*** Stored data Section Begins ***
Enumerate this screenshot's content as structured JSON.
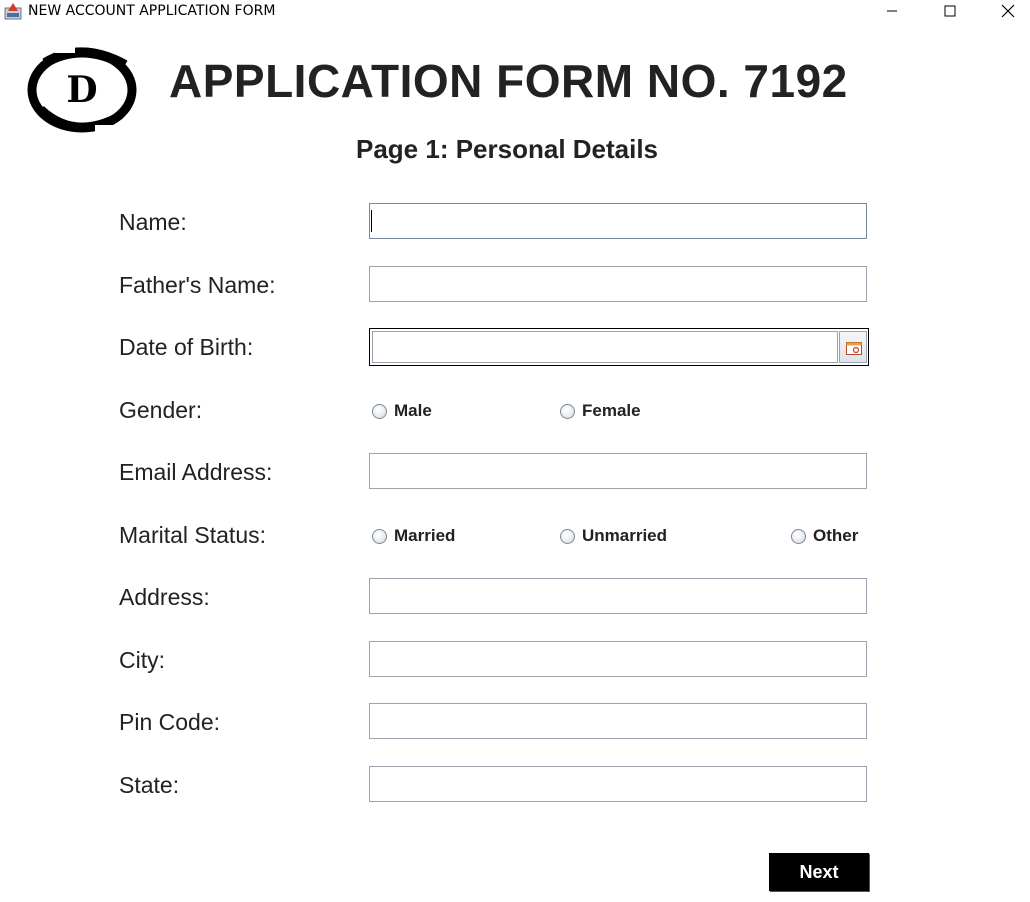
{
  "window": {
    "title": "NEW ACCOUNT APPLICATION FORM"
  },
  "header": {
    "logo_letter": "D",
    "form_title": "APPLICATION FORM NO. 7192",
    "page_subtitle": "Page 1: Personal Details"
  },
  "fields": {
    "name_label": "Name:",
    "name_value": "",
    "father_name_label": "Father's Name:",
    "father_name_value": "",
    "dob_label": "Date of Birth:",
    "dob_value": "",
    "gender_label": "Gender:",
    "gender_options": [
      "Male",
      "Female"
    ],
    "email_label": "Email Address:",
    "email_value": "",
    "marital_label": "Marital Status:",
    "marital_options": [
      "Married",
      "Unmarried",
      "Other"
    ],
    "address_label": "Address:",
    "address_value": "",
    "city_label": "City:",
    "city_value": "",
    "pin_label": "Pin Code:",
    "pin_value": "",
    "state_label": "State:",
    "state_value": ""
  },
  "actions": {
    "next_label": "Next"
  },
  "icons": {
    "app": "java-app-icon",
    "minimize": "minimize-icon",
    "maximize": "maximize-icon",
    "close": "close-icon",
    "calendar": "calendar-icon"
  },
  "colors": {
    "text": "#222222",
    "input_border": "#9aa3ae",
    "button_bg": "#000000",
    "button_text": "#ffffff"
  }
}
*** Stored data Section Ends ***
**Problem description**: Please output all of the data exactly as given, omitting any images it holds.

**Response**:
Enumerate this screenshot's content as structured JSON.
{
  "window": {
    "title": "NEW ACCOUNT APPLICATION FORM"
  },
  "header": {
    "logo_letter": "D",
    "form_title": "APPLICATION FORM NO. 7192",
    "page_subtitle": "Page 1: Personal Details"
  },
  "fields": {
    "name_label": "Name:",
    "name_value": "",
    "father_name_label": "Father's Name:",
    "father_name_value": "",
    "dob_label": "Date of Birth:",
    "dob_value": "",
    "gender_label": "Gender:",
    "gender_options": [
      "Male",
      "Female"
    ],
    "email_label": "Email Address:",
    "email_value": "",
    "marital_label": "Marital Status:",
    "marital_options": [
      "Married",
      "Unmarried",
      "Other"
    ],
    "address_label": "Address:",
    "address_value": "",
    "city_label": "City:",
    "city_value": "",
    "pin_label": "Pin Code:",
    "pin_value": "",
    "state_label": "State:",
    "state_value": ""
  },
  "actions": {
    "next_label": "Next"
  },
  "icons": {
    "app": "java-app-icon",
    "minimize": "minimize-icon",
    "maximize": "maximize-icon",
    "close": "close-icon",
    "calendar": "calendar-icon"
  },
  "colors": {
    "text": "#222222",
    "input_border": "#9aa3ae",
    "button_bg": "#000000",
    "button_text": "#ffffff"
  }
}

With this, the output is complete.